What they’re ignoring is that this is actually how democracy works. Even in a free society, the state has to have some secrets. The means and methods by which it tracks terrorists should, I’d suggest, be one of them. Should those means and methods be subject to scrutiny? Yes. Should that scrutiny come from our democratically elected representatives? Yes. Should the powers being scrutinised also be the subject of checks and balances from the courts? Yes. In other words, precisely what has been happening with Prism.
Hodges, Dan. “We don’t want to spy on terrorists, we don’t want to kill them, we don’t want to deport them. What do we want?” The Telegraph, June 10, 2013.
Jeffrey Toobin posting on The New Yorker’s web site: “Indeed, Snowden was so irresponsible in what he gave the Guardian and the Postthat even these institutions thought some of it should not be disseminated to the public. The Postdecided to publish only four of the forty-one slides that Snowden provided.
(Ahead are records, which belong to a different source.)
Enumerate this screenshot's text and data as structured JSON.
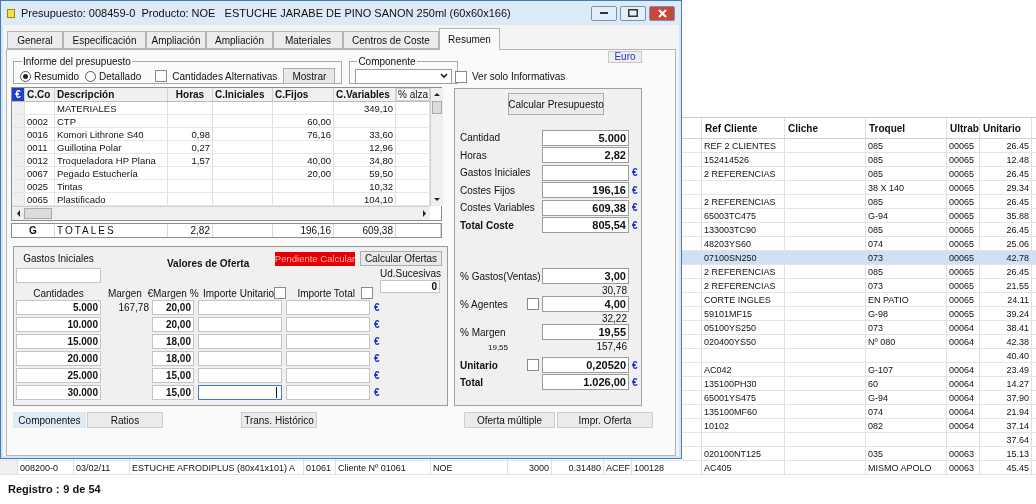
{
  "window": {
    "title": "Presupuesto: 008459-0  Producto: NOE   ESTUCHE JARABE DE PINO SANON 250ml (60x60x166)"
  },
  "tabs": [
    {
      "label": "General",
      "selected": false
    },
    {
      "label": "Especificación",
      "selected": false
    },
    {
      "label": "Ampliación",
      "selected": false
    },
    {
      "label": "Ampliación",
      "selected": false
    },
    {
      "label": "Materiales",
      "selected": false
    },
    {
      "label": "Centros de Coste",
      "selected": false
    },
    {
      "label": "Resumen",
      "selected": true
    }
  ],
  "informe": {
    "legend": "Informe del presupuesto",
    "options": [
      {
        "label": "Resumido",
        "selected": true
      },
      {
        "label": "Detallado",
        "selected": false
      }
    ],
    "alternatives": {
      "label": "Cantidades Alternativas",
      "checked": false
    },
    "button": "Mostrar"
  },
  "componente": {
    "legend": "Componente"
  },
  "euro_button": "Euro",
  "ver_solo": {
    "label": "Ver solo Informativas",
    "checked": false
  },
  "components_grid": {
    "columns": [
      "€",
      "C.Co",
      "Descripción",
      "Horas",
      "C.Iniciales",
      "C.Fijos",
      "C.Variables",
      "% alza"
    ],
    "rows": [
      {
        "description": "MATERIALES",
        "variables": "349,10"
      },
      {
        "code": "0002",
        "description": "CTP",
        "fijos": "60,00"
      },
      {
        "code": "0016",
        "description": "Komori Lithrone S40",
        "horas": "0,98",
        "fijos": "76,16",
        "variables": "33,60"
      },
      {
        "code": "0011",
        "description": "Guillotina Polar",
        "horas": "0,27",
        "variables": "12,96"
      },
      {
        "code": "0012",
        "description": "Troqueladora HP Plana",
        "horas": "1,57",
        "fijos": "40,00",
        "variables": "34,80"
      },
      {
        "code": "0067",
        "description": "Pegado Estuchería",
        "fijos": "20,00",
        "variables": "59,50"
      },
      {
        "code": "0025",
        "description": "Tintas",
        "variables": "10,32"
      },
      {
        "code": "0065",
        "description": "Plastificado",
        "variables": "104,10"
      }
    ],
    "totals": {
      "code": "G",
      "label": "TOTALES",
      "horas": "2,82",
      "fijos": "196,16",
      "variables": "609,38"
    }
  },
  "oferta": {
    "gastos_label": "Gastos Iniciales",
    "title": "Valores de Oferta",
    "status": "Pendiente Calcular",
    "calc_button": "Calcular Ofertas",
    "ud_label": "Ud.Sucesivas",
    "ud_value": "0",
    "columns": [
      "Cantidades",
      "Margen  €",
      "Margen %",
      "Importe Unitario",
      "Importe Total"
    ],
    "unit_checked": false,
    "total_checked": false,
    "rows": [
      {
        "cantidad": "5.000",
        "margen_eur": "167,78",
        "margen_pct": "20,00",
        "currency": "€",
        "focused": false
      },
      {
        "cantidad": "10.000",
        "margen_pct": "20,00",
        "currency": "€",
        "focused": false
      },
      {
        "cantidad": "15.000",
        "margen_pct": "18,00",
        "currency": "€",
        "focused": false
      },
      {
        "cantidad": "20.000",
        "margen_pct": "18,00",
        "currency": "€",
        "focused": false
      },
      {
        "cantidad": "25.000",
        "margen_pct": "15,00",
        "currency": "€",
        "focused": false
      },
      {
        "cantidad": "30.000",
        "margen_pct": "15,00",
        "currency": "€",
        "focused": true
      }
    ]
  },
  "summary": {
    "button": "Calcular Presupuesto",
    "costs": [
      {
        "label": "Cantidad",
        "value": "5.000"
      },
      {
        "label": "Horas",
        "value": "2,82"
      },
      {
        "label": "Gastos Iniciales",
        "currency": "€"
      },
      {
        "label": "Costes Fijos",
        "value": "196,16",
        "currency": "€"
      },
      {
        "label": "Costes Variables",
        "value": "609,38",
        "currency": "€"
      },
      {
        "label": "Total Coste",
        "value": "805,54",
        "currency": "€",
        "strong": true
      }
    ],
    "prices": [
      {
        "label": "% Gastos(Ventas)",
        "value": "3,00",
        "note": "30,78"
      },
      {
        "label": "% Agentes",
        "checked": false,
        "value": "4,00",
        "note": "32,22"
      },
      {
        "label": "% Margen",
        "value": "19,55",
        "side_note": "19,55",
        "note": "157,46"
      },
      {
        "label": "Unitario",
        "checked": false,
        "value": "0,20520",
        "currency": "€",
        "strong": true
      },
      {
        "label": "Total",
        "value": "1.026,00",
        "currency": "€",
        "strong": true
      }
    ]
  },
  "bottom_tabs": [
    {
      "label": "Componentes",
      "selected": true
    },
    {
      "label": "Ratios",
      "selected": false
    }
  ],
  "history_button": "Trans. Histórico",
  "offer_buttons": [
    "Oferta múltiple",
    "Impr. Oferta"
  ],
  "background_table": {
    "columns": [
      "Ref Cliente",
      "Cliche",
      "Troquel",
      "Ultrab",
      "Unitario"
    ],
    "rows": [
      {
        "cells": [
          "REF 2 CLIENTES",
          "",
          "085",
          "00065",
          "26.45"
        ],
        "selected": false
      },
      {
        "cells": [
          "152414526",
          "",
          "085",
          "00065",
          "12.48"
        ],
        "selected": false
      },
      {
        "cells": [
          "2 REFERENCIAS",
          "",
          "085",
          "00065",
          "26.45"
        ],
        "selected": false
      },
      {
        "cells": [
          "",
          "",
          "38 X 140",
          "00065",
          "29.34"
        ],
        "selected": false
      },
      {
        "cells": [
          "2 REFERENCIAS",
          "",
          "085",
          "00065",
          "26.45"
        ],
        "selected": false
      },
      {
        "cells": [
          "65003TC475",
          "",
          "G-94",
          "00065",
          "35.88"
        ],
        "selected": false
      },
      {
        "cells": [
          "133003TC90",
          "",
          "085",
          "00065",
          "26.45"
        ],
        "selected": false
      },
      {
        "cells": [
          "48203YS60",
          "",
          "074",
          "00065",
          "25.06"
        ],
        "selected": false
      },
      {
        "cells": [
          "07100SN250",
          "",
          "073",
          "00065",
          "42.78"
        ],
        "selected": true
      },
      {
        "cells": [
          "2 REFERENCIAS",
          "",
          "085",
          "00065",
          "26.45"
        ],
        "selected": false
      },
      {
        "cells": [
          "2 REFERENCIAS",
          "",
          "073",
          "00065",
          "21.55"
        ],
        "selected": false
      },
      {
        "cells": [
          "CORTE INGLES",
          "",
          "EN PATIO",
          "00065",
          "24.11"
        ],
        "selected": false
      },
      {
        "cells": [
          "59101MF15",
          "",
          "G-98",
          "00065",
          "39.24"
        ],
        "selected": false
      },
      {
        "cells": [
          "05100YS250",
          "",
          "073",
          "00064",
          "38.41"
        ],
        "selected": false
      },
      {
        "cells": [
          "020400YS50",
          "",
          "Nº 080",
          "00064",
          "42.38"
        ],
        "selected": false
      },
      {
        "cells": [
          "",
          "",
          "",
          "",
          "40.40"
        ],
        "selected": false
      },
      {
        "cells": [
          "AC042",
          "",
          "G-107",
          "00064",
          "23.49"
        ],
        "selected": false
      },
      {
        "cells": [
          "135100PH30",
          "",
          "60",
          "00064",
          "14.27"
        ],
        "selected": false
      },
      {
        "cells": [
          "65001YS475",
          "",
          "G-94",
          "00064",
          "37.90"
        ],
        "selected": false
      },
      {
        "cells": [
          "135100MF60",
          "",
          "074",
          "00064",
          "21.94"
        ],
        "selected": false
      },
      {
        "cells": [
          "10102",
          "",
          "082",
          "00064",
          "37.14"
        ],
        "selected": false
      },
      {
        "cells": [
          "",
          "",
          "",
          "",
          "37.64"
        ],
        "selected": false
      },
      {
        "cells": [
          "020100NT125",
          "",
          "035",
          "00063",
          "15.13"
        ],
        "selected": false
      },
      {
        "cells": [
          "AC405",
          "",
          "MISMO APOLO",
          "00063",
          "45.45"
        ],
        "selected": false,
        "leading_cells": [
          "008200-0",
          "03/02/11",
          "ESTUCHE AFRODIPLUS (80x41x101) A",
          "01061",
          "Cliente Nº 01061",
          "NOE",
          "3000",
          "0.31480",
          "ACEF",
          "100128"
        ]
      }
    ]
  },
  "status_bar": {
    "label": "Registro :",
    "value": "9 de 54"
  }
}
Its exercise of judgment suggests the absence of Snowden’s.”
Toobin’s colleague John Cassidy provides counterpoint: “He is a hero. (My colleague Jeffrey Toobin disagrees.) In revealing the colossal scale of the U.S. government’s eavesdropping on Americans and other people around the world, he has performed a great public service that more than outweighs any breach of trust he may have committed.”
In Politico, Tal Kopan has worked up a scathing indictment of Snowden’s character founded on the slant of the details, from Snowden’s dropping out of high school, albeit completing his GED coursework in the community college system, to the stickers on his laptop: “4. His laptop stickers reveal his beliefs. Stickers on Snowden’s laptop express support for Internet freedom, The Guardian said. One reads, “I support Online Rights: Electronic Frontier Foundation,” and another is for the Tor Project, an online anonymity software.”
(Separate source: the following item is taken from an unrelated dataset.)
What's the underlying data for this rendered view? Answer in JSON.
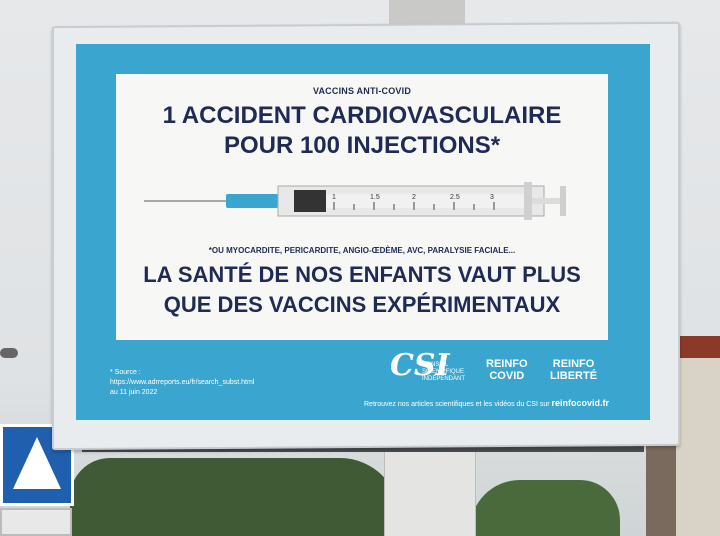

From Kim Hjelmgaard filing from London and published in USA Today with the title, “Edward Snowden says he seeks safe harbor in Iceland”:
But Iceland says he is missing a key element.
“The main stipulation for seeking asylum in Iceland would be that the person must be in Iceland to start the process,” said Johannes Tomasson, the chief spokesman for Iceland’s Ministry of Interior in Reykjavik. “That would be the ground rule No. 1.”
Also appearing in USA Today:
Google, Microsoft, Yahoo, Facebook, Apple, AOL and Paltalk erected what the New York Timesdescribes as “locked mailboxes” in which to place data on suspicious persons requested by the government under the Foreign Intelligence Surveillance Act, or FISA. The Times’ description, published Saturday, used unnamed sources.
Basically, it looks like the post-911 Bush Administration launched a broad and comprehensive effort to detect terrorists and their operations (apparently, ignoring plain old gumshoe Russian intelligence sharing prior to the Boston Marathon bombing shouldn’t be mixed in with this NSA story), and, legally, Congress-approved, by law, Obama has sustained the Bush Administration plan.
This is for my paranoids — it’s at least four years old, has been viewed more than 57,000 times, and it will take you where you want to go.
I’ll save readers the trouble of clicking around: NOVA. “The Spy Factory.” Video. Aired February 3, 2009.
God has not exempted geeks from having their own character and personality issues, so here I may lump Assange, the Wikileaks guy (click for the latest on that), and Snowden together — birds of similar feather, says I, and asylum, indeed, is what they have needed.
Owen, Paul and Tom McCarthy. “Edward Snowden revealed as NSA whistleblower – reaction live.” News Blog, The Guardian, June 10, 2013.
UTTM. “Edward Snowden: Ex-CIA worker drops out of sight, faces legal battle.” Interview with Michael Cohen and accompanying reportage. Chicago Tribune, June 10, 2013.